[Entries from a dataset of interfaces]
-*-

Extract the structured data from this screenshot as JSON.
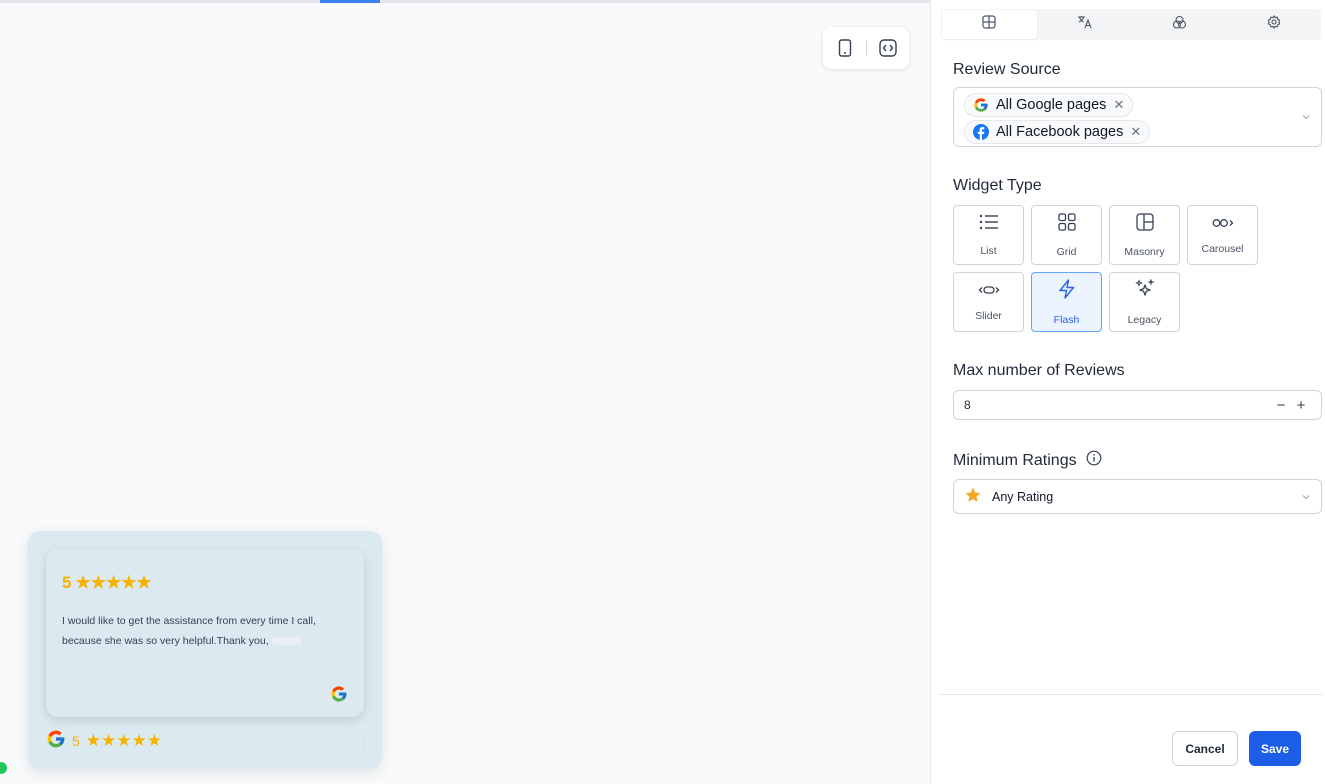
{
  "preview": {
    "widget": {
      "card": {
        "rating": "5",
        "stars": "★★★★★",
        "text": "I would like to get the assistance from every time I call, because she was so very helpful.Thank you,",
        "source_icon": "google-icon"
      },
      "summary": {
        "rating": "5",
        "stars": "★★★★★"
      }
    },
    "device_toggle": {
      "icons": [
        "mobile-icon",
        "code-icon"
      ]
    }
  },
  "panel": {
    "tabs": [
      {
        "icon": "layout-icon",
        "active": true
      },
      {
        "icon": "translate-icon",
        "active": false
      },
      {
        "icon": "palette-icon",
        "active": false
      },
      {
        "icon": "settings-icon",
        "active": false
      }
    ],
    "review_source": {
      "title": "Review Source",
      "chips": [
        {
          "label": "All Google pages",
          "icon": "google-icon"
        },
        {
          "label": "All Facebook pages",
          "icon": "facebook-icon"
        }
      ]
    },
    "widget_type": {
      "title": "Widget Type",
      "options": [
        {
          "label": "List",
          "icon": "list-icon",
          "active": false
        },
        {
          "label": "Grid",
          "icon": "grid-icon",
          "active": false
        },
        {
          "label": "Masonry",
          "icon": "masonry-icon",
          "active": false
        },
        {
          "label": "Carousel",
          "icon": "carousel-icon",
          "active": false
        },
        {
          "label": "Slider",
          "icon": "slider-icon",
          "active": false
        },
        {
          "label": "Flash",
          "icon": "flash-icon",
          "active": true
        },
        {
          "label": "Legacy",
          "icon": "sparkles-icon",
          "active": false
        }
      ]
    },
    "max_reviews": {
      "title": "Max number of Reviews",
      "value": "8",
      "minus": "−",
      "plus": "+"
    },
    "min_rating": {
      "title": "Minimum Ratings",
      "value": "Any Rating"
    },
    "footer": {
      "cancel": "Cancel",
      "save": "Save"
    },
    "colors": {
      "accent": "#1d5ee8",
      "star": "#f5b300",
      "active_bg": "#eaf3fe"
    }
  }
}
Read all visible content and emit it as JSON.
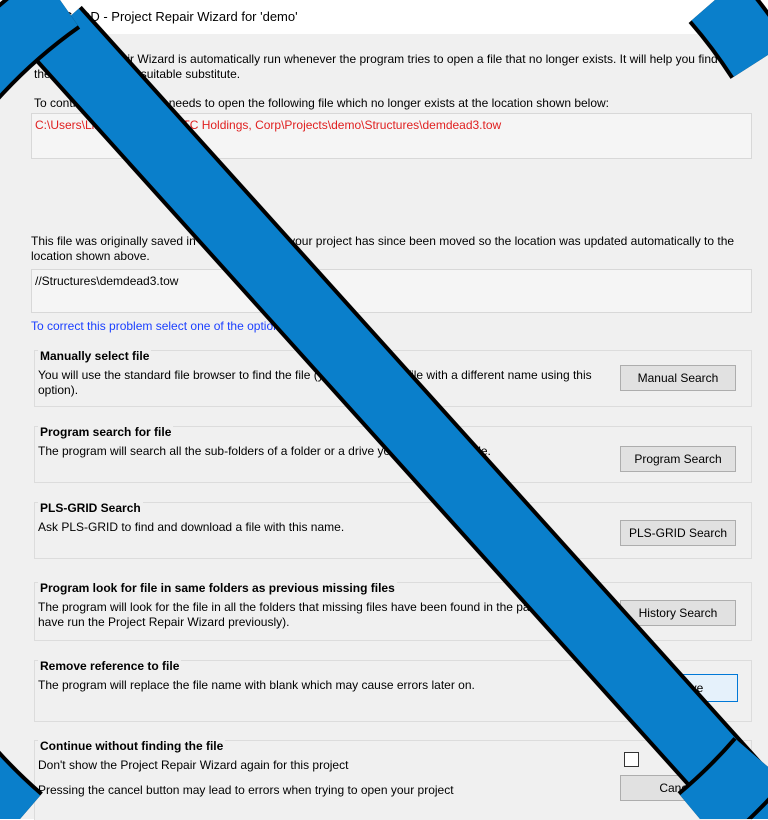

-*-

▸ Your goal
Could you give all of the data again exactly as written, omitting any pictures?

▸ Response to this exercise
Extract the structured data from this screenshot as JSON.
{
  "preview": {
    "widget": {
      "card": {
        "rating": "5",
        "stars": "★★★★★",
        "text": "I would like to get the assistance from every time I call, because she was so very helpful.Thank you,",
        "source_icon": "google-icon"
      },
      "summary": {
        "rating": "5",
        "stars": "★★★★★"
      }
    },
    "device_toggle": {
      "icons": [
        "mobile-icon",
        "code-icon"
      ]
    }
  },
  "panel": {
    "tabs": [
      {
        "icon": "layout-icon",
        "active": true
      },
      {
        "icon": "translate-icon",
        "active": false
      },
      {
        "icon": "palette-icon",
        "active": false
      },
      {
        "icon": "settings-icon",
        "active": false
      }
    ],
    "review_source": {
      "title": "Review Source",
      "chips": [
        {
          "label": "All Google pages",
          "icon": "google-icon"
        },
        {
          "label": "All Facebook pages",
          "icon": "facebook-icon"
        }
      ]
    },
    "widget_type": {
      "title": "Widget Type",
      "options": [
        {
          "label": "List",
          "icon": "list-icon",
          "active": false
        },
        {
          "label": "Grid",
          "icon": "grid-icon",
          "active": false
        },
        {
          "label": "Masonry",
          "icon": "masonry-icon",
          "active": false
        },
        {
          "label": "Carousel",
          "icon": "carousel-icon",
          "active": false
        },
        {
          "label": "Slider",
          "icon": "slider-icon",
          "active": false
        },
        {
          "label": "Flash",
          "icon": "flash-icon",
          "active": true
        },
        {
          "label": "Legacy",
          "icon": "sparkles-icon",
          "active": false
        }
      ]
    },
    "max_reviews": {
      "title": "Max number of Reviews",
      "value": "8",
      "minus": "−",
      "plus": "+"
    },
    "min_rating": {
      "title": "Minimum Ratings",
      "value": "Any Rating"
    },
    "footer": {
      "cancel": "Cancel",
      "save": "Save"
    },
    "colors": {
      "accent": "#1d5ee8",
      "star": "#f5b300",
      "active_bg": "#eaf3fe"
    }
  }
}
Read all visible content and emit it as JSON.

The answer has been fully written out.